    YES: Your repayment plan must run for five years if you go the Chapter 13 route. Your Chapter 7 may be dismissed if your debts are primarily consumer debts and you flunk the Means Test (see Step 5).

    NO: You automatically pass the Means Test. If you choose Chapter 13, your repayment plan can span only three years. The five-year repayment plan is not required (meaning that you’re not get stuck committing all of your disposable income to a repayment plan for five years).

  3. Do you have nonexempt property that you want to keep? Do you need time to catch up on your mortgage? Do you owe taxes or support obligations that you want to pay off over time without being hassled?

    It varies by state, but generally homesteads, pensions, cars, and household goods are exempt.

    YES: Consider Chapter 13 bankruptcy.

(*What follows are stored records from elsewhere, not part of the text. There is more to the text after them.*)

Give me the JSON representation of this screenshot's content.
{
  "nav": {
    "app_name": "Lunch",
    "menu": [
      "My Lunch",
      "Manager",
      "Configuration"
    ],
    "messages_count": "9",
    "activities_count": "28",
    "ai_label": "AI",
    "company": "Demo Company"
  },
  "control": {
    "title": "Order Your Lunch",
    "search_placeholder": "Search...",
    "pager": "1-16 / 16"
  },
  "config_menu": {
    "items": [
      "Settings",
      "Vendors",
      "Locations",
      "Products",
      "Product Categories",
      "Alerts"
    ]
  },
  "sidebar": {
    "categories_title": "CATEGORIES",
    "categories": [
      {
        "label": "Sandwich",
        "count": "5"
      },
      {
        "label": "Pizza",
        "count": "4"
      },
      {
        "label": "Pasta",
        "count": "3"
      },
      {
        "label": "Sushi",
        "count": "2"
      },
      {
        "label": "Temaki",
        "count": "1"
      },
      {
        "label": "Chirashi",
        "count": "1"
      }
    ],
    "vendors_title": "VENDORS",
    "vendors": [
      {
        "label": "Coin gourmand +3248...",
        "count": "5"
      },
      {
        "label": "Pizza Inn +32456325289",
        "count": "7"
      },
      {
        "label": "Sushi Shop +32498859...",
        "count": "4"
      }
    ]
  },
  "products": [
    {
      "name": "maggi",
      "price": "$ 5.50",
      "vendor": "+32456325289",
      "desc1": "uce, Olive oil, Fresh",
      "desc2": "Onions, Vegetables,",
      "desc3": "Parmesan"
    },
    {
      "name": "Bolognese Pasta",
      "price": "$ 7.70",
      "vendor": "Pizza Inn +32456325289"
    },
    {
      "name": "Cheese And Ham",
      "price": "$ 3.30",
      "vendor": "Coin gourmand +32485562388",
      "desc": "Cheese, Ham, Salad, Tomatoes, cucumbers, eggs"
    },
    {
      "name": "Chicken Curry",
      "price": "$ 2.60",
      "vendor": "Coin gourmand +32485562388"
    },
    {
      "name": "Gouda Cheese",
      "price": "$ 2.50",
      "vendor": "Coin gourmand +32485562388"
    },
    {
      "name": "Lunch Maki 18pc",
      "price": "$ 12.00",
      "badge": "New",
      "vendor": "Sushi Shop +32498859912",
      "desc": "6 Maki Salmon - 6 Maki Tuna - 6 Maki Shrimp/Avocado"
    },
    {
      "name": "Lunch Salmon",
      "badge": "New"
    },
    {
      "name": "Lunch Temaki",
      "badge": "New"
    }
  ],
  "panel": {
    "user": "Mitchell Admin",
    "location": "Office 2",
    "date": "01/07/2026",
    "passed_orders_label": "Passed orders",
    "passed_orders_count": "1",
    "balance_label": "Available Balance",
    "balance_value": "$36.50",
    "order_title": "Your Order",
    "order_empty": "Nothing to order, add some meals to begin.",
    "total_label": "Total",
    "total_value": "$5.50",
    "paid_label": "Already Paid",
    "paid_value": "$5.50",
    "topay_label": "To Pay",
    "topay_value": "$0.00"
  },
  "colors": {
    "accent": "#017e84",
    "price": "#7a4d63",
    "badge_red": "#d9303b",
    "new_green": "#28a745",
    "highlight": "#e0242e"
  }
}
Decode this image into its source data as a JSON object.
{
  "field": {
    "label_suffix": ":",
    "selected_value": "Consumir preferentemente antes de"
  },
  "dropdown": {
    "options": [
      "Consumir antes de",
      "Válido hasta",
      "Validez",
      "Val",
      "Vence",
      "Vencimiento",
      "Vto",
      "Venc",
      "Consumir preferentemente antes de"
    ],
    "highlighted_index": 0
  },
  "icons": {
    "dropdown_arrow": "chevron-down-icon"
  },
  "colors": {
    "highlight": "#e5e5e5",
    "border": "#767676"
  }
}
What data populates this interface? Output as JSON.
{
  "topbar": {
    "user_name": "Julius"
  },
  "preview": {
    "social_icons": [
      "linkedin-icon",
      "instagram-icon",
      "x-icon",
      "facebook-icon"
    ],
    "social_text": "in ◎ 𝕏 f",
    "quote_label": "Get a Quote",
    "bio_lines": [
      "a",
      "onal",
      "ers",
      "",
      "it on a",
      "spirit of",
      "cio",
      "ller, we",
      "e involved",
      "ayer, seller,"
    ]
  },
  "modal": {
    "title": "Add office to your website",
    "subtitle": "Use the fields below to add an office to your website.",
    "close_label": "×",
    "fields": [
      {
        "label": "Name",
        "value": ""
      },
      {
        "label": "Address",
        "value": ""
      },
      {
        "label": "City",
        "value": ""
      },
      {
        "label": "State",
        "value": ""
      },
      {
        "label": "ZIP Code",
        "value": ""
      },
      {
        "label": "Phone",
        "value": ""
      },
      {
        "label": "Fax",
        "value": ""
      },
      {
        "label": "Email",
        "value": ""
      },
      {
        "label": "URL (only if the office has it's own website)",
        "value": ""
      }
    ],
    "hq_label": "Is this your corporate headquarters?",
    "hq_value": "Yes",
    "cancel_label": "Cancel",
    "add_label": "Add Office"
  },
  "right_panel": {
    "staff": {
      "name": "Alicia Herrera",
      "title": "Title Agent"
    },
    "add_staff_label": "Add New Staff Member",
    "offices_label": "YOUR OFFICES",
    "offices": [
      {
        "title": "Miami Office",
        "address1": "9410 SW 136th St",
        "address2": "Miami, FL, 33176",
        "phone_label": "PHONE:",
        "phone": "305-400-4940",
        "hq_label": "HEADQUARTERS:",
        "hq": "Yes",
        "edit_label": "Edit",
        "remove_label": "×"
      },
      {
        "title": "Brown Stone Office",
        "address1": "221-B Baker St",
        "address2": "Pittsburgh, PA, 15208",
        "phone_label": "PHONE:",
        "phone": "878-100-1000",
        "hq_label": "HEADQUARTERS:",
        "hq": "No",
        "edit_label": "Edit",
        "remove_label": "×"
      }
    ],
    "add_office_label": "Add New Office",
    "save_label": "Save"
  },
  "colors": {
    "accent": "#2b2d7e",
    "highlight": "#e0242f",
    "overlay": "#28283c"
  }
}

If your income is greater than the median, you have to pay for five years. Otherwise, a three-plan is an option.

    NO: Consider Chapter 7 bankruptcy.

  4. Are your debts primarily consumer debts and your income greater than the median?

    YES: Take the Means Test, outlined in Step 5.

    NO: Choose either Chapter 7 or Chapter 13 — whichever is more beneficial to you. See Chapter 4.

  5. Do you pass the Means Test?

    Deduct the following monthly expenses from your gross monthly income:

    1. IRS living, housing, and transportation expenses (excluding mortgage and car payments)

    2. Mandatory payroll deductions (taxes, FICA, and repayments on pension loan) and future support obligations

    3. Health insurance premiums

    4. Debt payments, such as regular mortgage and car payments, 1/60 of past due mortgage and car payments, and 1/60 of past due support obligations

  6. Is the difference between your monthly expenses and gross monthly income less than $100? (If the difference is more, proceed to Step 7.)

    YES: You pass the Means Test and may choose between Chapter 7 and Chapter 13.

    NO: You may be restricted to Chapter 13.

  7. Is the difference between your monthly expenses and gross monthly income between $100 and $166.66 per month and less than 25 percent of your unsecured nonpriority debts (regular obligations such as credit cards and medical bills divided by 60)?

    YES: You pass the Means Test.

    NO: You’re limited to Chapter 13.

  8. Is the difference between your monthly expenses and gross monthly income more than $166.67 per month?

    YES: You’re limited to Chapter 13.

    NO: Choose between Chapter 7 or Chapter 13 — whichever is more beneficial to you.